1933-37: London Highfield, Acton & Willesden and Streatham & Mitcham, optimistic attempts to interest the London public in rugby league, fail to survive infancy.

1947: Wakefield centre Frank Townsend fatally injured in a match at Featherstone; Halifax's Hudson Irving dies from a heart attack while playing at Dewsbury.

1949: Halifax's David Craven dies after breaking his neck playing against Workington Town.

1954: The Lions match against New South Wales is abandoned after 56 minutes when the referee leaves the field in disgust at the players' persistent fighting.

1994: Bonnie Tyler (left) leads the community singing at the Challenge Cup Final.

Quote unquote

"Regrets are now in vain in dealing with the football split." Yorkshire Post, 9 September 1895.

"The fact is that football clubs now equal such a large expenditure that substantial 'gates' are a necessity if a club is to pay its way." Lancaster Guardian, 17 April 1897.

"We are having nothing but rain, snow, sleet and cold... why, you cannot feel your hands and feet and the referees are cruel, don't give us anything at all." James Giltinan, tour manager of the first Kangaroos, writes home in 1908.

"Of course, we shall hear that summer is the cricket season, but by what divine right was it allocated to cricketers?" Lance Todd, the Salford manager, advocating summer rugby - in July 1931.

"The Rugby League is only an infant, but it wants strangling." Judge W. Rowe Harding addresses the Welsh Rugby Union in 1950.

"In a very real sense it is now or never for Rugby League in the USA." David Oxley, Secretary of the RFL, October 1979.

"Londoners don't give a toss for the sport.

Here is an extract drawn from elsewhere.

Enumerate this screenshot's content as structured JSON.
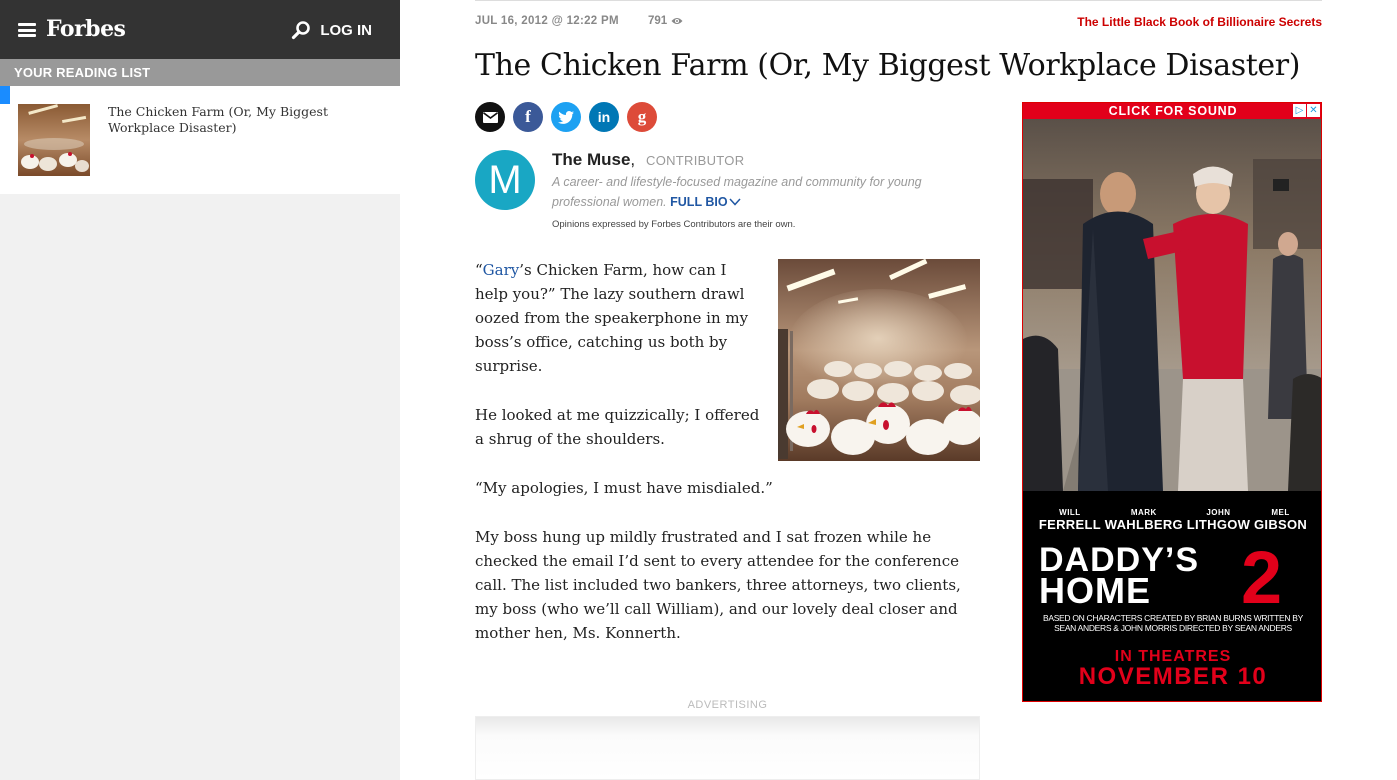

We see rugby league as a game for ape-like creatures watched by gloomy men in cloth caps. And we always will." Michael Herd in the London Evening Standard, 5 August 1993.

"Supporters will see a better game in better surroundings, and the deal will see their sport receive a greater profile nationally and internationally." Rodney Walker, RL chairman, welcomes the Super League, 5 April 1995.